Segment Start: Stored data

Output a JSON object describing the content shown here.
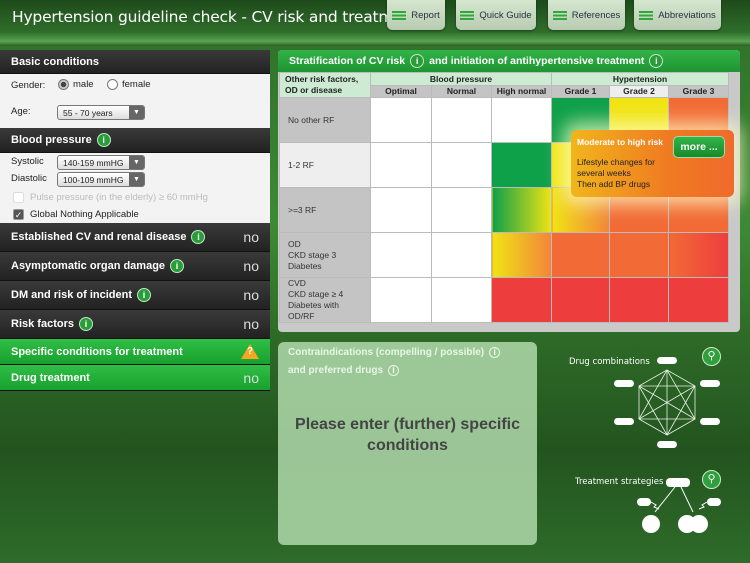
{
  "app": {
    "title": "Hypertension guideline check - CV risk and treatment"
  },
  "tabs": [
    {
      "label": "Report",
      "icon": "menu-icon"
    },
    {
      "label": "Quick Guide",
      "icon": "menu-icon"
    },
    {
      "label": "References",
      "icon": "menu-icon"
    },
    {
      "label": "Abbreviations",
      "icon": "menu-icon"
    }
  ],
  "basic": {
    "title": "Basic conditions",
    "gender_label": "Gender:",
    "male": "male",
    "female": "female",
    "gender_selected": "male",
    "age_label": "Age:",
    "age_value": "55 - 70 years"
  },
  "bp": {
    "title": "Blood pressure",
    "systolic_label": "Systolic",
    "systolic_value": "140-159 mmHG",
    "diastolic_label": "Diastolic",
    "diastolic_value": "100-109 mmHG",
    "pulse_label": "Pulse pressure (in the elderly) ≥ 60 mmHg",
    "pulse_checked": false,
    "global_label": "Global Nothing Applicable",
    "global_checked": true
  },
  "sections": [
    {
      "label": "Established CV and renal disease",
      "info": true,
      "value": "no"
    },
    {
      "label": "Asymptomatic organ damage",
      "info": true,
      "value": "no"
    },
    {
      "label": "DM and risk of incident",
      "info": true,
      "value": "no"
    },
    {
      "label": "Risk factors",
      "info": true,
      "value": "no"
    },
    {
      "label": "Specific conditions for treatment",
      "green": true,
      "value": "?",
      "icon": "warning-icon"
    },
    {
      "label": "Drug treatment",
      "green": true,
      "value": "no"
    }
  ],
  "strat": {
    "title_a": "Stratification of CV risk",
    "title_b": "and initiation of antihypertensive treatment",
    "corner": "Other risk factors, OD or disease",
    "group_bp": "Blood pressure",
    "group_ht": "Hypertension",
    "columns": [
      "Optimal",
      "Normal",
      "High normal",
      "Grade 1",
      "Grade 2",
      "Grade 3"
    ],
    "selected_column": "Grade 2",
    "selected_row": "1-2 RF",
    "rows": [
      {
        "label": "No other RF",
        "cells": [
          "#ffffff",
          "#ffffff",
          "#ffffff",
          "#0fa04a",
          "#f0e414",
          "#f26a35"
        ]
      },
      {
        "label": "1-2 RF",
        "cells": [
          "#ffffff",
          "#ffffff",
          "#0fa04a",
          "#f0e414",
          "#f26a35",
          "#f26a35"
        ]
      },
      {
        "label": ">=3 RF",
        "cells": [
          "#ffffff",
          "#ffffff",
          "linear-gradient(90deg,#0fa04a,#f0e414)",
          "linear-gradient(90deg,#f0e414,#f2853a)",
          "#f26a35",
          "#f26a35"
        ]
      },
      {
        "label": "OD\nCKD stage 3\nDiabetes",
        "cells": [
          "#ffffff",
          "#ffffff",
          "linear-gradient(90deg,#f0e414,#f2853a)",
          "#f26a35",
          "#f26a35",
          "linear-gradient(90deg,#f26a35,#ee3d3d)"
        ]
      },
      {
        "label": "CVD\nCKD stage ≥ 4\nDiabetes with\nOD/RF",
        "cells": [
          "#ffffff",
          "#ffffff",
          "#ee3d3d",
          "#ee3d3d",
          "#ee3d3d",
          "#ee3d3d"
        ]
      }
    ]
  },
  "popup": {
    "title": "Moderate to high risk",
    "line1": "Lifestyle changes for",
    "line2": "several weeks",
    "line3": "Then add BP drugs",
    "more": "more ..."
  },
  "contra": {
    "title1": "Contraindications (compelling / possible)",
    "title2": "and preferred drugs",
    "message": "Please enter (further) specific conditions"
  },
  "diagrams": {
    "drug_combinations": "Drug combinations",
    "treatment_strategies": "Treatment strategies"
  }
}
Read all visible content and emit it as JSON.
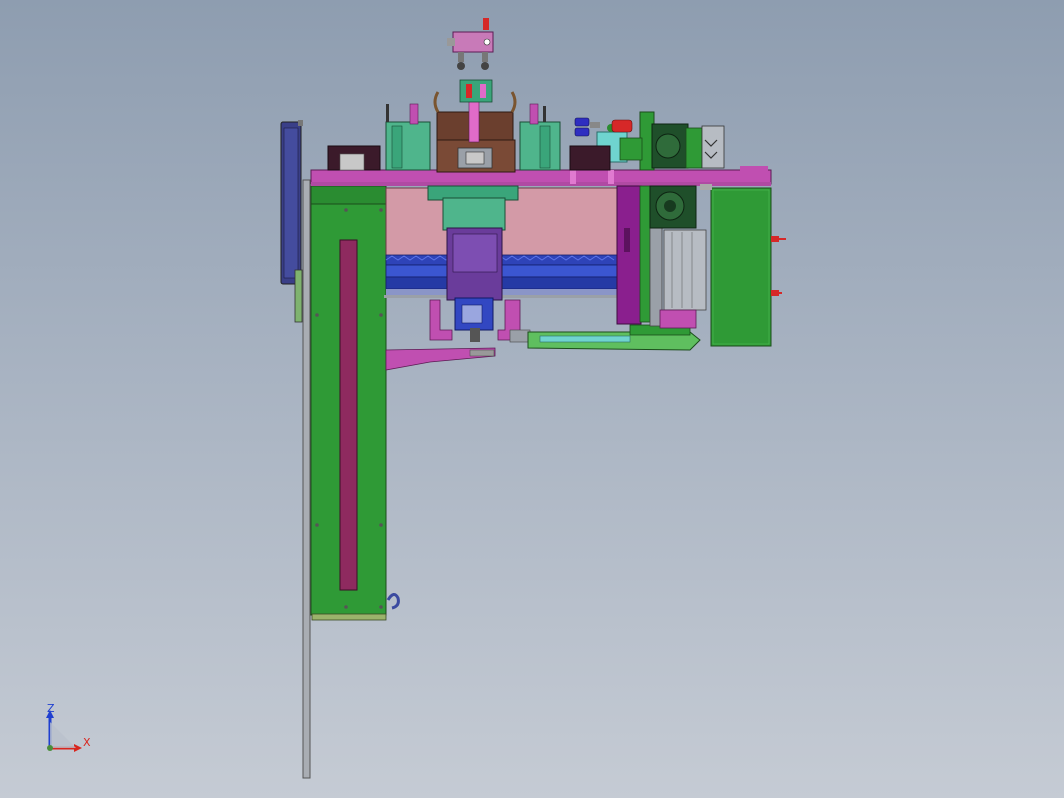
{
  "triad": {
    "z_label": "Z",
    "x_label": "X",
    "colors": {
      "z_axis": "#1f3fd0",
      "x_axis": "#d8261e",
      "origin": "#4b8d3a"
    }
  },
  "colors": {
    "background_top": "#8e9db0",
    "background_bottom": "#c5cbd4",
    "frame_magenta": "#c04fb1",
    "frame_purple": "#8a1f8e",
    "panel_green": "#2f9a36",
    "panel_light_green": "#5fbf5f",
    "slot_maroon": "#8e2a5f",
    "tank_pink": "#d39aa7",
    "tank_blue": "#2e43b8",
    "motor_purple": "#6a3c9b",
    "housing_brown": "#6b3f2e",
    "rail_grey": "#9aa0a8",
    "teal": "#6fd4cf",
    "red_fitting": "#d62828",
    "navy_panel": "#3a3f88"
  }
}
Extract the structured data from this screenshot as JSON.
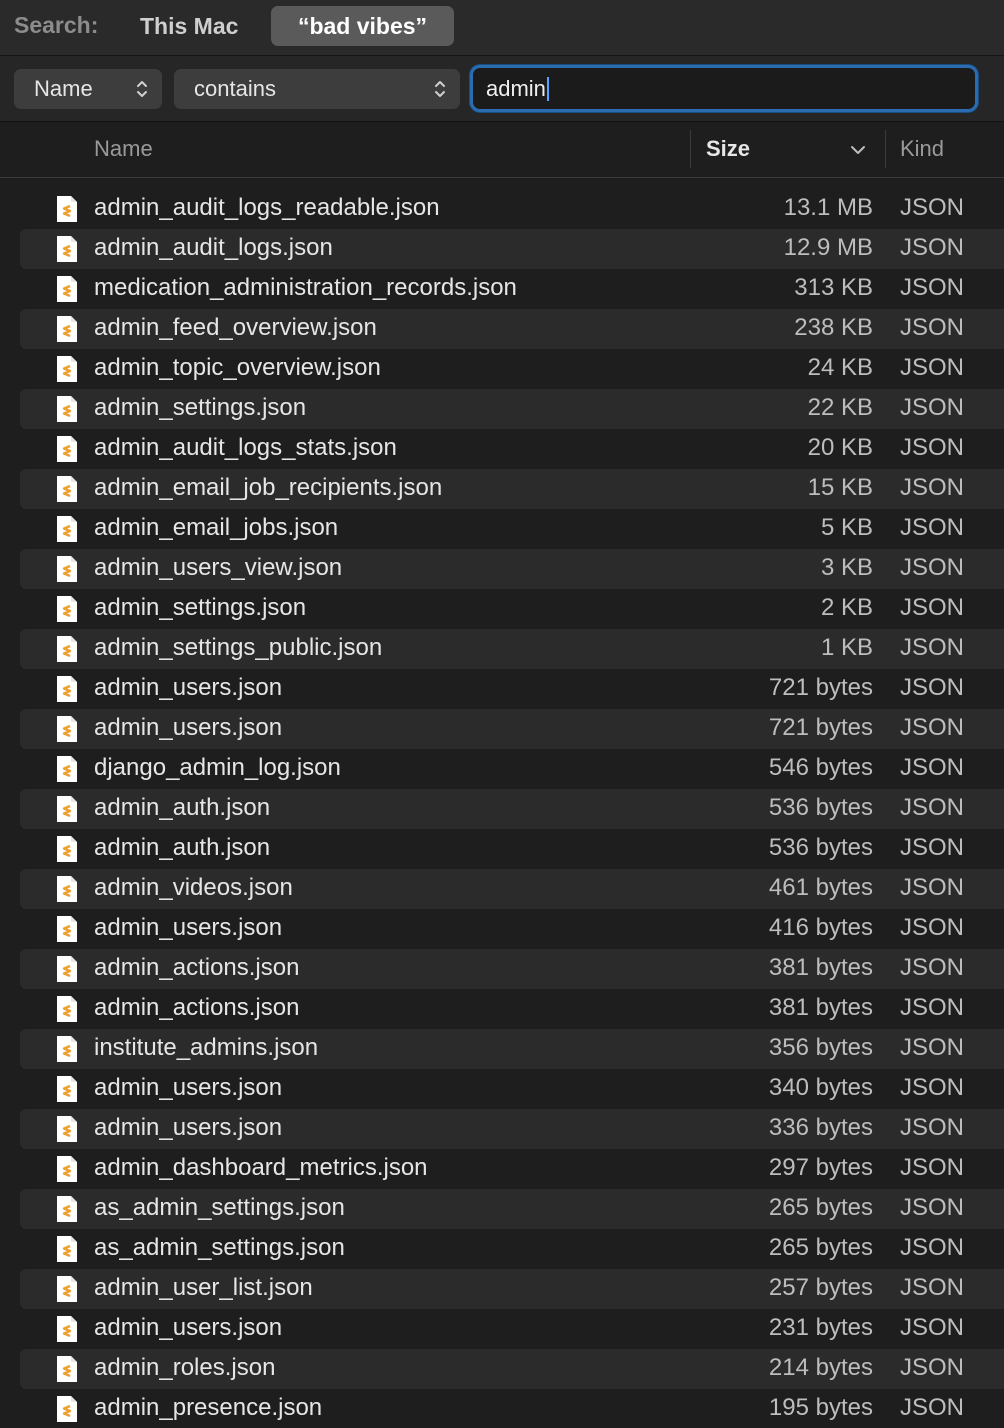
{
  "scope": {
    "label": "Search:",
    "this_mac": "This Mac",
    "current_folder": "“bad vibes”"
  },
  "criteria": {
    "attribute": "Name",
    "operator": "contains",
    "query": "admin"
  },
  "columns": {
    "name": "Name",
    "size": "Size",
    "kind": "Kind"
  },
  "colors": {
    "accent": "#2b6cb0",
    "file_icon": "#f0a030"
  },
  "files": [
    {
      "name": "admin_audit_logs_readable.json",
      "size": "13.1 MB",
      "kind": "JSON"
    },
    {
      "name": "admin_audit_logs.json",
      "size": "12.9 MB",
      "kind": "JSON"
    },
    {
      "name": "medication_administration_records.json",
      "size": "313 KB",
      "kind": "JSON"
    },
    {
      "name": "admin_feed_overview.json",
      "size": "238 KB",
      "kind": "JSON"
    },
    {
      "name": "admin_topic_overview.json",
      "size": "24 KB",
      "kind": "JSON"
    },
    {
      "name": "admin_settings.json",
      "size": "22 KB",
      "kind": "JSON"
    },
    {
      "name": "admin_audit_logs_stats.json",
      "size": "20 KB",
      "kind": "JSON"
    },
    {
      "name": "admin_email_job_recipients.json",
      "size": "15 KB",
      "kind": "JSON"
    },
    {
      "name": "admin_email_jobs.json",
      "size": "5 KB",
      "kind": "JSON"
    },
    {
      "name": "admin_users_view.json",
      "size": "3 KB",
      "kind": "JSON"
    },
    {
      "name": "admin_settings.json",
      "size": "2 KB",
      "kind": "JSON"
    },
    {
      "name": "admin_settings_public.json",
      "size": "1 KB",
      "kind": "JSON"
    },
    {
      "name": "admin_users.json",
      "size": "721 bytes",
      "kind": "JSON"
    },
    {
      "name": "admin_users.json",
      "size": "721 bytes",
      "kind": "JSON"
    },
    {
      "name": "django_admin_log.json",
      "size": "546 bytes",
      "kind": "JSON"
    },
    {
      "name": "admin_auth.json",
      "size": "536 bytes",
      "kind": "JSON"
    },
    {
      "name": "admin_auth.json",
      "size": "536 bytes",
      "kind": "JSON"
    },
    {
      "name": "admin_videos.json",
      "size": "461 bytes",
      "kind": "JSON"
    },
    {
      "name": "admin_users.json",
      "size": "416 bytes",
      "kind": "JSON"
    },
    {
      "name": "admin_actions.json",
      "size": "381 bytes",
      "kind": "JSON"
    },
    {
      "name": "admin_actions.json",
      "size": "381 bytes",
      "kind": "JSON"
    },
    {
      "name": "institute_admins.json",
      "size": "356 bytes",
      "kind": "JSON"
    },
    {
      "name": "admin_users.json",
      "size": "340 bytes",
      "kind": "JSON"
    },
    {
      "name": "admin_users.json",
      "size": "336 bytes",
      "kind": "JSON"
    },
    {
      "name": "admin_dashboard_metrics.json",
      "size": "297 bytes",
      "kind": "JSON"
    },
    {
      "name": "as_admin_settings.json",
      "size": "265 bytes",
      "kind": "JSON"
    },
    {
      "name": "as_admin_settings.json",
      "size": "265 bytes",
      "kind": "JSON"
    },
    {
      "name": "admin_user_list.json",
      "size": "257 bytes",
      "kind": "JSON"
    },
    {
      "name": "admin_users.json",
      "size": "231 bytes",
      "kind": "JSON"
    },
    {
      "name": "admin_roles.json",
      "size": "214 bytes",
      "kind": "JSON"
    },
    {
      "name": "admin_presence.json",
      "size": "195 bytes",
      "kind": "JSON"
    }
  ]
}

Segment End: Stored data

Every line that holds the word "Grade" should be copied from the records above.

      "Grade 1",
      "Grade 2",
      "Grade 3"
    "selected_column": "Grade 2",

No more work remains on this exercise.